Snakelike robot on some rocks

Swimming and wriggling robots unveiled for Fukushima clean-up

Image credit: Jiji press

University and industry scientists have demonstrated new robots specialised for moving through and searching scenes of destruction that are impossible or dangerous for humans to enter.

Hardy, agile, remote-controlled robots will be vital for the decommissioning of power plants, particularly in the case of the Fukushima Daiichi Nuclear Power Plant, which suffered a meltdown in 2011 following a devastating tsunami and earthquake.

Robots can spend hours or days in environments so highly radioactive that a human worker would be killed in seconds.

The Japanese government hopes to start the challenging task of removing hundreds of tonnes of melted fuel after the Tokyo 2020 Olympics, potentially beginning work in 2021. For this to be possible, engineers need to know the exact location of the fuel, and understand the extent of the structural damage to the reactors.

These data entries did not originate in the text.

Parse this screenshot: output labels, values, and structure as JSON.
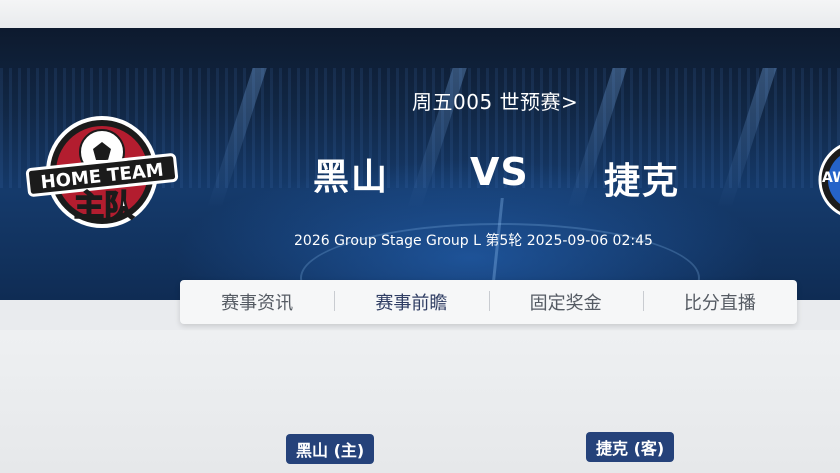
{
  "match": {
    "title": "周五005 世预赛>",
    "home_team": "黑山",
    "vs": "VS",
    "away_team": "捷克",
    "info": "2026 Group Stage Group L 第5轮 2025-09-06 02:45"
  },
  "logos": {
    "home_text_1": "HOME TEAM",
    "home_text_2": "主队",
    "away_text": "AW"
  },
  "tabs": [
    {
      "label": "赛事资讯",
      "active": false
    },
    {
      "label": "赛事前瞻",
      "active": true
    },
    {
      "label": "固定奖金",
      "active": false
    },
    {
      "label": "比分直播",
      "active": false
    }
  ],
  "badges": {
    "home": "黑山 (主)",
    "away": "捷克 (客)"
  },
  "colors": {
    "hero_dark": "#0d1a2e",
    "hero_blue": "#153a6b",
    "badge_blue": "#25427a",
    "logo_red": "#b31d2f"
  }
}
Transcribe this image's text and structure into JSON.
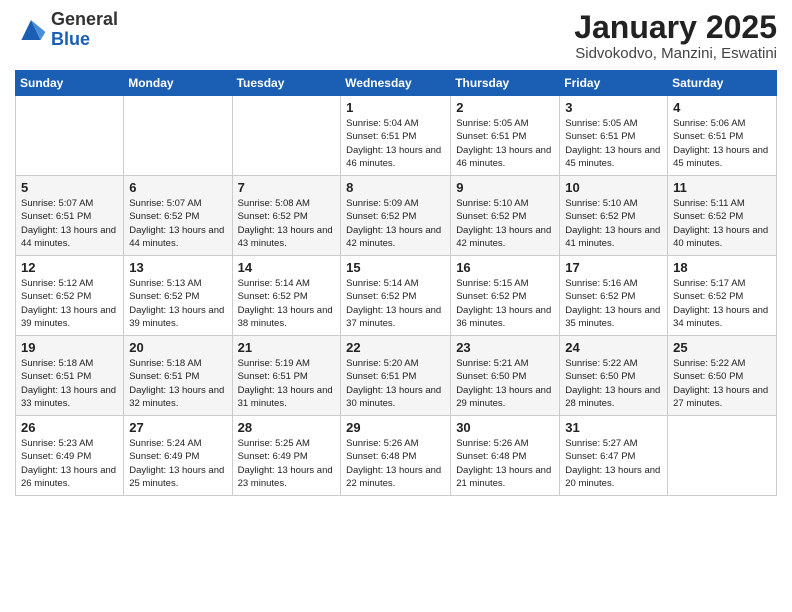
{
  "header": {
    "logo_general": "General",
    "logo_blue": "Blue",
    "month_title": "January 2025",
    "location": "Sidvokodvo, Manzini, Eswatini"
  },
  "weekdays": [
    "Sunday",
    "Monday",
    "Tuesday",
    "Wednesday",
    "Thursday",
    "Friday",
    "Saturday"
  ],
  "weeks": [
    [
      {
        "day": "",
        "info": ""
      },
      {
        "day": "",
        "info": ""
      },
      {
        "day": "",
        "info": ""
      },
      {
        "day": "1",
        "info": "Sunrise: 5:04 AM\nSunset: 6:51 PM\nDaylight: 13 hours\nand 46 minutes."
      },
      {
        "day": "2",
        "info": "Sunrise: 5:05 AM\nSunset: 6:51 PM\nDaylight: 13 hours\nand 46 minutes."
      },
      {
        "day": "3",
        "info": "Sunrise: 5:05 AM\nSunset: 6:51 PM\nDaylight: 13 hours\nand 45 minutes."
      },
      {
        "day": "4",
        "info": "Sunrise: 5:06 AM\nSunset: 6:51 PM\nDaylight: 13 hours\nand 45 minutes."
      }
    ],
    [
      {
        "day": "5",
        "info": "Sunrise: 5:07 AM\nSunset: 6:51 PM\nDaylight: 13 hours\nand 44 minutes."
      },
      {
        "day": "6",
        "info": "Sunrise: 5:07 AM\nSunset: 6:52 PM\nDaylight: 13 hours\nand 44 minutes."
      },
      {
        "day": "7",
        "info": "Sunrise: 5:08 AM\nSunset: 6:52 PM\nDaylight: 13 hours\nand 43 minutes."
      },
      {
        "day": "8",
        "info": "Sunrise: 5:09 AM\nSunset: 6:52 PM\nDaylight: 13 hours\nand 42 minutes."
      },
      {
        "day": "9",
        "info": "Sunrise: 5:10 AM\nSunset: 6:52 PM\nDaylight: 13 hours\nand 42 minutes."
      },
      {
        "day": "10",
        "info": "Sunrise: 5:10 AM\nSunset: 6:52 PM\nDaylight: 13 hours\nand 41 minutes."
      },
      {
        "day": "11",
        "info": "Sunrise: 5:11 AM\nSunset: 6:52 PM\nDaylight: 13 hours\nand 40 minutes."
      }
    ],
    [
      {
        "day": "12",
        "info": "Sunrise: 5:12 AM\nSunset: 6:52 PM\nDaylight: 13 hours\nand 39 minutes."
      },
      {
        "day": "13",
        "info": "Sunrise: 5:13 AM\nSunset: 6:52 PM\nDaylight: 13 hours\nand 39 minutes."
      },
      {
        "day": "14",
        "info": "Sunrise: 5:14 AM\nSunset: 6:52 PM\nDaylight: 13 hours\nand 38 minutes."
      },
      {
        "day": "15",
        "info": "Sunrise: 5:14 AM\nSunset: 6:52 PM\nDaylight: 13 hours\nand 37 minutes."
      },
      {
        "day": "16",
        "info": "Sunrise: 5:15 AM\nSunset: 6:52 PM\nDaylight: 13 hours\nand 36 minutes."
      },
      {
        "day": "17",
        "info": "Sunrise: 5:16 AM\nSunset: 6:52 PM\nDaylight: 13 hours\nand 35 minutes."
      },
      {
        "day": "18",
        "info": "Sunrise: 5:17 AM\nSunset: 6:52 PM\nDaylight: 13 hours\nand 34 minutes."
      }
    ],
    [
      {
        "day": "19",
        "info": "Sunrise: 5:18 AM\nSunset: 6:51 PM\nDaylight: 13 hours\nand 33 minutes."
      },
      {
        "day": "20",
        "info": "Sunrise: 5:18 AM\nSunset: 6:51 PM\nDaylight: 13 hours\nand 32 minutes."
      },
      {
        "day": "21",
        "info": "Sunrise: 5:19 AM\nSunset: 6:51 PM\nDaylight: 13 hours\nand 31 minutes."
      },
      {
        "day": "22",
        "info": "Sunrise: 5:20 AM\nSunset: 6:51 PM\nDaylight: 13 hours\nand 30 minutes."
      },
      {
        "day": "23",
        "info": "Sunrise: 5:21 AM\nSunset: 6:50 PM\nDaylight: 13 hours\nand 29 minutes."
      },
      {
        "day": "24",
        "info": "Sunrise: 5:22 AM\nSunset: 6:50 PM\nDaylight: 13 hours\nand 28 minutes."
      },
      {
        "day": "25",
        "info": "Sunrise: 5:22 AM\nSunset: 6:50 PM\nDaylight: 13 hours\nand 27 minutes."
      }
    ],
    [
      {
        "day": "26",
        "info": "Sunrise: 5:23 AM\nSunset: 6:49 PM\nDaylight: 13 hours\nand 26 minutes."
      },
      {
        "day": "27",
        "info": "Sunrise: 5:24 AM\nSunset: 6:49 PM\nDaylight: 13 hours\nand 25 minutes."
      },
      {
        "day": "28",
        "info": "Sunrise: 5:25 AM\nSunset: 6:49 PM\nDaylight: 13 hours\nand 23 minutes."
      },
      {
        "day": "29",
        "info": "Sunrise: 5:26 AM\nSunset: 6:48 PM\nDaylight: 13 hours\nand 22 minutes."
      },
      {
        "day": "30",
        "info": "Sunrise: 5:26 AM\nSunset: 6:48 PM\nDaylight: 13 hours\nand 21 minutes."
      },
      {
        "day": "31",
        "info": "Sunrise: 5:27 AM\nSunset: 6:47 PM\nDaylight: 13 hours\nand 20 minutes."
      },
      {
        "day": "",
        "info": ""
      }
    ]
  ]
}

Among other efforts, a snake-like robot was used in 2011 to explore the reactors, but was trapped repeatedly by obstacles and its camera was blocked. A “scorpion” inspired crawling robot also failed to navigate the site and was abandoned inside.

Years later, a new version of the snake-like robot has been revealed by Japanese scientists, including a team from Tohoku University in Sendai: a region severely affected by the tsunami and earthquake.

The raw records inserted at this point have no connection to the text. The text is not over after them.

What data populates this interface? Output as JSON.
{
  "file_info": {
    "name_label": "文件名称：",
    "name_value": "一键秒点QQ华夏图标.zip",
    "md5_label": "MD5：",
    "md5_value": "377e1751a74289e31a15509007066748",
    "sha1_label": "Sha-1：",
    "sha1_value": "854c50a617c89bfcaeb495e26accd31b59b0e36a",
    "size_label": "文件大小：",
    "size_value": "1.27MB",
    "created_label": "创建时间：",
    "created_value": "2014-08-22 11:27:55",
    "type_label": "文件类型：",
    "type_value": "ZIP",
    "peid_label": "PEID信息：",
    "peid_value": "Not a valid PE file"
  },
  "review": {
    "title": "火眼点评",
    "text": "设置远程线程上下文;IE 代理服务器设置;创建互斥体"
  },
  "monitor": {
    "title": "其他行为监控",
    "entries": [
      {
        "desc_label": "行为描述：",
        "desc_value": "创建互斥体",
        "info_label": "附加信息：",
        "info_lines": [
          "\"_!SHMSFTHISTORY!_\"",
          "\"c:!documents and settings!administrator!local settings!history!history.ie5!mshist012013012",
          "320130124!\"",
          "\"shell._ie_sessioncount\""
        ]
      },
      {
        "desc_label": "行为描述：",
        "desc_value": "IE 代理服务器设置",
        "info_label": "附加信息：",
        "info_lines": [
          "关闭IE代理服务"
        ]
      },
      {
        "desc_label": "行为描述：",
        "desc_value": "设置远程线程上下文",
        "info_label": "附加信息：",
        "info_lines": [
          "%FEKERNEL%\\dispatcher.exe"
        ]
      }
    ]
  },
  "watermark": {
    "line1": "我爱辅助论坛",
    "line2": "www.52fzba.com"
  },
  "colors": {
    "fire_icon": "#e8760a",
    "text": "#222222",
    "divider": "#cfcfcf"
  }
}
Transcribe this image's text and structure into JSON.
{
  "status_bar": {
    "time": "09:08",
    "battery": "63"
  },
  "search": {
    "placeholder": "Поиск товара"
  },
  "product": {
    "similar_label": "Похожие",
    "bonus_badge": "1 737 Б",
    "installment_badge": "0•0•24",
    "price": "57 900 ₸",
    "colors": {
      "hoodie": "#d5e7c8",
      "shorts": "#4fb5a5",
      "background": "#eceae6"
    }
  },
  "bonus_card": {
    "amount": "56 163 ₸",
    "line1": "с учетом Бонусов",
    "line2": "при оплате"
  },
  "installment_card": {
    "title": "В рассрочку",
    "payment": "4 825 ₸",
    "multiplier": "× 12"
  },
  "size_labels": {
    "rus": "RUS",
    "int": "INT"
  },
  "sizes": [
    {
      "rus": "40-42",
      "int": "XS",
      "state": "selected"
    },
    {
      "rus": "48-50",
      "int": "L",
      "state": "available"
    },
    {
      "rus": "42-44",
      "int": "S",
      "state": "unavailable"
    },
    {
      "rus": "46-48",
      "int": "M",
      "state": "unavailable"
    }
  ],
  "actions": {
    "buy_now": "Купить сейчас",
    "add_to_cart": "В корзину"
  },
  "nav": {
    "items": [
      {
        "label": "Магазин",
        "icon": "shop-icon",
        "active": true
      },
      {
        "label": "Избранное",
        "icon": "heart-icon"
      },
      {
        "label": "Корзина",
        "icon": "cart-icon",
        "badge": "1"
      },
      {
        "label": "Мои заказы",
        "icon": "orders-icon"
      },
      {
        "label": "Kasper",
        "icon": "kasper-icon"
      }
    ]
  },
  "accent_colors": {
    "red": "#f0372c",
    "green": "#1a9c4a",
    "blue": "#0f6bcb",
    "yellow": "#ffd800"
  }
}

The robot stretches to eight metres in length, has a camera attached to the front and can move at speeds of up to 10cm per second.

It wriggles in a serpentine motion, propelled by the vibrations of the brush-like hairs that cover its body. Unlike any other robot, it can also “rear” its tip like the head of a snake, shooting a small jet of air to lift it. This allows it to climb over obstacles – such as debris in a disaster zone – up to 20cm in height.

According to Professor Satoshi Tadokoro of Tohoku University, the robot could search for people trapped in collapsed homes following earthquakes, and test the structural safety of damaged buildings. The researchers hope to have it ready to assist in search and rescue operations and other tasks within three years of durability testing.

Small swimming robot on display

Associated Press/Shuji Kajiyama

Image credit: Associated Press/Shuji Kajiyama

Meanwhile, an alternative disaster relief robot has been unveiled by Toshiba and the public International Research Institute for Nuclear Decommissioning. This swimming robot is the size of a loaf of bread is and fitted with lights, camera and tail propellers.

It is designed specifically to inspect meltdown damage at the Fukushima nuclear plant, and will enter the primary containment vessel of Fukushima’s Unit 3 this summer to locate melted fuel in radioactive water.

Recent articles

Info Message

Our sites use cookies to support some functionality, and to collect anonymous user data.

Learn more about IET cookies and how to control them

Close